As smartphones and social media gained prominence over the last few years, many thought that WhatsApp messaging would render emails (the killer app that brought the Internet into the mainstream three decades ago, give or take) a thing of the past. Email is still around, and it’s more vital than ever. The new means of communication didn’t kill emails; they just gave it a specific niche for which it’s irreplaceable.
If you need an account in the currently ubiquitous cloud services, confirm your identity at Amazon or send a love letter; WhatsApp, Telegram, or Facebook won’t do. Email is still indispensable, and emails are still where our most sensitive information is stored.
But there’s one thing about emails. They’re a two-way identifiable communication system. It’s in the core design and was supposed to be like that from the beginning.
So how much information are you giving up about yourself when you send an email? Your email address is a prominent piece of data, of course. But that’s not the only thing you should keep in mind. Emails include a lot of information that can identify you in several ways.
For example, suppose you read the entire email header (which most clients won’t show you by default; you have to tinker a little to see it). The header is very technical, including things such as the sender’s IP address or the routing information for the message in question.

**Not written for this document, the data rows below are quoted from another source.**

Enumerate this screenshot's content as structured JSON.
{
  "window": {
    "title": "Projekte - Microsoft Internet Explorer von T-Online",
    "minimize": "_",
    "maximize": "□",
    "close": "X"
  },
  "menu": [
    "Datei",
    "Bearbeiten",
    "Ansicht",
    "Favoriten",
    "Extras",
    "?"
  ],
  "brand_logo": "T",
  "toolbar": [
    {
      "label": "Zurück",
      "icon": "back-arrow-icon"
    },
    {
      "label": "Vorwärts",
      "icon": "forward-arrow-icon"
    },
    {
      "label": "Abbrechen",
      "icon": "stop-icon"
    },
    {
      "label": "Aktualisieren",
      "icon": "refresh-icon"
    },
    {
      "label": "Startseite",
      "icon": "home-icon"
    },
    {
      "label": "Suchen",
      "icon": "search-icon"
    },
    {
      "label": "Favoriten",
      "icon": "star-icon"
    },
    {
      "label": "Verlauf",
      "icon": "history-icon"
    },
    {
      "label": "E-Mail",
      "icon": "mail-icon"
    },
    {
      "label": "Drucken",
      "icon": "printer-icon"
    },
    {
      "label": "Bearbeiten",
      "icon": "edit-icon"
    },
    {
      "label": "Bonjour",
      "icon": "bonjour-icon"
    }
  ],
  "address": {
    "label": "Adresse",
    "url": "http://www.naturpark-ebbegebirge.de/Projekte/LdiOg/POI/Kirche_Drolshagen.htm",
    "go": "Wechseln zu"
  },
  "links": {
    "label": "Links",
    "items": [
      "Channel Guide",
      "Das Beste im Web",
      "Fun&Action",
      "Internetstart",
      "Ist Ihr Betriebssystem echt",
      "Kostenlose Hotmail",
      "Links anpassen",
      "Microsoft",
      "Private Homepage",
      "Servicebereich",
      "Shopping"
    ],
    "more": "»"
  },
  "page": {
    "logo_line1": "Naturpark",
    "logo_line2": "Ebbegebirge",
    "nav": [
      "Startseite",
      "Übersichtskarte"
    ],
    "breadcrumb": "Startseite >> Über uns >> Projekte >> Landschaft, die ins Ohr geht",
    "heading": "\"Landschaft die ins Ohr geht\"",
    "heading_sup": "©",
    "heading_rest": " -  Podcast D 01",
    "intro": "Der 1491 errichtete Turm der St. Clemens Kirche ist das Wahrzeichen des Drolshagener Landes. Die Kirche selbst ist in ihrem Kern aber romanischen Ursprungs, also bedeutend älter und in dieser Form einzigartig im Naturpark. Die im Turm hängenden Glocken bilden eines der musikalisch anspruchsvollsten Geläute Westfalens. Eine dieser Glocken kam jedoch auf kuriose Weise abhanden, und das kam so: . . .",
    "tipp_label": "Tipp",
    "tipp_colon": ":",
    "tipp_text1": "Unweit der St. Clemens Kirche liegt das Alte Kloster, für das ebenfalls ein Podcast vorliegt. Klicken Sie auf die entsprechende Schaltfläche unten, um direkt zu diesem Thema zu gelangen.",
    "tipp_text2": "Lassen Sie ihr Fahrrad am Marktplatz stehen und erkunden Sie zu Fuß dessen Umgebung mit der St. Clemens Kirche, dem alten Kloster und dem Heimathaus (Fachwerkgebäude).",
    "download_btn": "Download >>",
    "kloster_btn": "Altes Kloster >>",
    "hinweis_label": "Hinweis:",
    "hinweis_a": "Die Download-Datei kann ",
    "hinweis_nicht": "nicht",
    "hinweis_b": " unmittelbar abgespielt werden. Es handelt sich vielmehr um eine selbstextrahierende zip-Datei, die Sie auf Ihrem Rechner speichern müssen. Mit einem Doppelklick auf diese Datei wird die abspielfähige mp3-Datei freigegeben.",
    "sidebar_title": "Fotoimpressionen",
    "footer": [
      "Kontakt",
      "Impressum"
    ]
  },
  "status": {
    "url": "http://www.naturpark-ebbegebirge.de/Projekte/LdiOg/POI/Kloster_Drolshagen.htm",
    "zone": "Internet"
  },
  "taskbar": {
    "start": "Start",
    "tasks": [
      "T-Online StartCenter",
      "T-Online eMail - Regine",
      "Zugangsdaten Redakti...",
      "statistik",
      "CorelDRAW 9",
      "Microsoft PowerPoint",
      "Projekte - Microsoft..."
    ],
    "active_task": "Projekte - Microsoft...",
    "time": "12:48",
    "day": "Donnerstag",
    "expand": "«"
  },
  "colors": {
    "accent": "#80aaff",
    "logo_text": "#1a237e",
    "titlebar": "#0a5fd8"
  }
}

In other words, using emails anonymously is never the default option. It’s pretty hard, as a matter of fact.